AAUP Residency Program

The Residency Program is designed to give staff at AAUP member presses the opportunity to refine or learn new skills and procedures from colleagues who are strong in a particular area or have developed innovative programs. Offering an intensive, hands-on residency at another member press of up to one week (although shorter visits are allowed), the program seeks to foster a professional exchange that will contribute intellectual stimulation and problem-solving ideas to both the host and the home press. Any person who has a full time appointment at an AAUP member press and at least two years of university press experience may apply.

The program funds transportation and room/board costs for the participants. Each participant's home press is expected to provide salaried time off for the staff member. The host press should incur no direct costs. Visits to more than one press in the same geographical area are also an option.

The Association of American University Presses is very pleased to announce the continuation of its Residency Program through 2021 with support from the Johns Hopkins University Press in honor of retiring director Kathleen Keane. Keane is a strong believer in the value of professional development. Under her leadership at Hopkins, she ensured that press staff had access to a range of opportunities to learn and grow professionally. Her record of service and leadership within the university press community make this a fitting tribute. Keane served the Association as its President in 2009-10, on its Board of Directors, on various committees and task forces, and as a panelist on numerous sessions at the Association’s Annual Meeting. Johns Hopkins University Press has also served host to residents in the past. The residency program was generously funded by the Mrs. Giles F. Whiting Foundation from 1997-2013; the Andrew W. Mellon Foundation provided transitional funds for the program through 2016.

2017 Residency Program

Applications for the 2017 Program are now available. The deadline for applications is May 30, 2017. Participants will be selected and notified by the Professional Development Committee by July 14, 2017.

Residencies must be a minimum of 2.5 days, to a maximum of 5 days. All residencies must be completed by December 31, 2017.

Applicants must have the approval of least one potential host press before submitting an application. They must provide a budget estimate, a resume, and answer the following.

(1) what skills you wish to learn or improve during the proposed residency;

(2) how these new or enhanced skills will benefit your development as a publishing professional and/or how they would benefit your home press;

(3) why the proposed host is particularly well suited to providing the desired environment; and 

(4) why these goals are uniquely met through this residency program.

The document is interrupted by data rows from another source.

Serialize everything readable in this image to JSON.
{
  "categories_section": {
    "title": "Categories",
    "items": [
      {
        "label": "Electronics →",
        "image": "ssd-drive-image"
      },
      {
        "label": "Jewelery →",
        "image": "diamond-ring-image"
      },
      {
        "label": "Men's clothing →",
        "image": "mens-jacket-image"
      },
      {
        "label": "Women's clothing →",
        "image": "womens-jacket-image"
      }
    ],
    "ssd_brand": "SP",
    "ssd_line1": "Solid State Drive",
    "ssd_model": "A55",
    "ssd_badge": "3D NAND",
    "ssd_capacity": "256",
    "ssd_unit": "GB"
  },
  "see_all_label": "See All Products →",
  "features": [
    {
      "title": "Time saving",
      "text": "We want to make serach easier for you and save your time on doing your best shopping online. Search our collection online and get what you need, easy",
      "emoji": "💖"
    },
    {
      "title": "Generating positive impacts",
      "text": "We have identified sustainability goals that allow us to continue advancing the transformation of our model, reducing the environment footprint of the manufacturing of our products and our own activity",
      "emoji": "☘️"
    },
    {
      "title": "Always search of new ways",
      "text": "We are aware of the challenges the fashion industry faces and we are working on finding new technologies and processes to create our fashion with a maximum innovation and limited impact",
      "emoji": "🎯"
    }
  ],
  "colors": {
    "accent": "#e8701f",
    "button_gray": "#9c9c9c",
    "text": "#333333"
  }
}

Apply online by May 30, 2017

2016 Residency Program

Residency Grantees

The AAUP Residency Program, currently funded by the Andrew W. Mellon Foundation, is designed to give staff at member presses the opportunity to refine or learn new skills through an intensive, hands-on residency at another member press of up to one week.

The following applicants were selected to participate in the 2016 program:

Joel Coggins, Design and Production Editor, University of Pittsburgh Press
Jason Colman, Director of Publishing Services, University of Michigan Press
Liz Hamilton, Intellectual Property Specialist, Northwestern University Press
Kathryn Marguy, Publicist, Social Media Coordinator, Johns Hopkins University Press
Peter Midgely, Senior Editor (Acquisitions), University of Alberta Press
LaTisha Roberts, Warehouse Manager, Texas Tech University Press
Dan Ruccia, Marketing Designer and Advertising Coordinator, Duke University Press
Samantha Zaboski, Rights and Permissions Manager, University Press of Florida

Residency Experiences

For the 2016 cycle of residencies, eight individuals were awarded grants to travel to another press and develop their skills and knowledge.

Read all about our 2016 Residency Grantees' experiences >